An obscure icon as the cultural of the planet
As a designer, or more likely as a Bauhaus trained designer, I love grids and crisp shape forms. Grids don’t have to be all right angles though. I wanted to make a planet logo implicit of a planetary grid, and for that I needed circles. Included is the concept of finding a point in 3 dimensional space and a route to that point, but viewed from multiple angles (spaceships don’t have to travel on just horizontal vectors, trust me). Also, as a designer, a cube is beautiful, but I’ve always noticed a bizarre aesthetic when one is placed on 1 of its points. This cube, this brilliant evidence of line, form, and symmetry, is gorgeous when set on either edge or plane. When placed or suspended on one of its points, it becomes awkward, unsightly… and yet strangely still attractive. I wanted to achieve this most of all in a circle form as I thought it aligned well with the bizarre, perhaps amoral, yet beautiful description and behaviors of Solaria.
At some point I had a wild idea to print this design, but not for just any old inject or laser printer. A technique in older printmaking traditions is Boxwood carving, but thanks to various resource issues we don’t use boxwood anymore. We use a plastic called Sintra which is engineered to behave the same. I matte-transferred a Xerox to the plate and after a little carving and sanding I recreated the logo. This approach to a physical print matched what I interpreted as a possible cultural affect of the society described.
Image of the print plate I carved. Reversed from original so final image prints correctly.
A physical ink print reveals the dark nature of the planet itself
Printmaking has always struck me as odd, much like taking a clay model to finished cast.

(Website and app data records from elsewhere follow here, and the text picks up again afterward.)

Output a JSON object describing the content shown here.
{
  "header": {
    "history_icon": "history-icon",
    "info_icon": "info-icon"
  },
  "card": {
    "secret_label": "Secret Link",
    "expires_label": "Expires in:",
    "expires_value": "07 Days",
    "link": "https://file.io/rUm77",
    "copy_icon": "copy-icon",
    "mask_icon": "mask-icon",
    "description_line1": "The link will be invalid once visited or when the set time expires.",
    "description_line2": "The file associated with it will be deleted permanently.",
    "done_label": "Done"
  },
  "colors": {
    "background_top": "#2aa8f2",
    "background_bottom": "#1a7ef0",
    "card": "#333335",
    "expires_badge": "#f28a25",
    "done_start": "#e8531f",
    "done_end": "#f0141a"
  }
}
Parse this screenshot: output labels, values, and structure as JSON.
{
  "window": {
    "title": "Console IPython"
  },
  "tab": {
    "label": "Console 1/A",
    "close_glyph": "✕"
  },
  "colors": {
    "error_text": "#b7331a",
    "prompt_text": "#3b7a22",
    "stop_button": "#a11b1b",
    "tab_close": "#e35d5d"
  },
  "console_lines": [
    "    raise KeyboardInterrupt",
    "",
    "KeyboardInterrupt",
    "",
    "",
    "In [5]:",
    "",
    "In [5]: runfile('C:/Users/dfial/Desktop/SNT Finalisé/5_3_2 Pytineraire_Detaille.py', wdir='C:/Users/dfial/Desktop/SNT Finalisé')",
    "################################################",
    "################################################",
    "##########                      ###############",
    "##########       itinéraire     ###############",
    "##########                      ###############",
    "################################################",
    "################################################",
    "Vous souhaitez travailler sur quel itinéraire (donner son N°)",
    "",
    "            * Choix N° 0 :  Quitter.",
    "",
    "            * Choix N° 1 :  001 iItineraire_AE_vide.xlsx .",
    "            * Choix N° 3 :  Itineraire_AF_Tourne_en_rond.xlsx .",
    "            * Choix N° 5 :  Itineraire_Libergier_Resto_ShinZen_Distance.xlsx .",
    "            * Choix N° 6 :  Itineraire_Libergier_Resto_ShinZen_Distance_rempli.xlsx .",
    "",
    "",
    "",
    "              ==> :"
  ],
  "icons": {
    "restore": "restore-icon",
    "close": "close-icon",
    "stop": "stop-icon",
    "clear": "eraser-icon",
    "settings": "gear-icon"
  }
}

The final piece is so far from the original interpretation due to the iterations of reproduction the work went through. An image is created in situ, then is transferred (often in reverse) to a plate; that plate is inked and paper is compressed onto the combination to produce the print. I’m bothered by this process because, although techniques exist to make the print match the original image exactly, the final piece is so ancestrally distant this journey cannot be ignored. Again, this echoed the shear audacity of transformations and mutations the original humans of Solaria underwent over about 20,000 years. This finished print is thus darker, reversed and therefore estranged from the original.
It’s like a broadcast logo before an emergency.
Despite all the bizarreness and isolationism described, the planet was beautiful, almost serene. Indeed as described by Asimov, Solaria used to be a summer vacation resort for the colonists of Nexon. I thought this was interesting—a planetary tourist trade. The logo was also designed with this advertising in mind. The design is meant to be attractive for these reasons, but not so nice it would give others a realistic idea of how beautiful the planet may be. Solaria is however well aware of its beauty and would be remiss to show show it off somehow. This is why there is just a hint of gold continental bodies in representations.
Solaria: Planet of Beauty & Liberty
View More: Isaac Asimov, Planets, Robot Novels, Science Fiction, Space Tourism, Spacers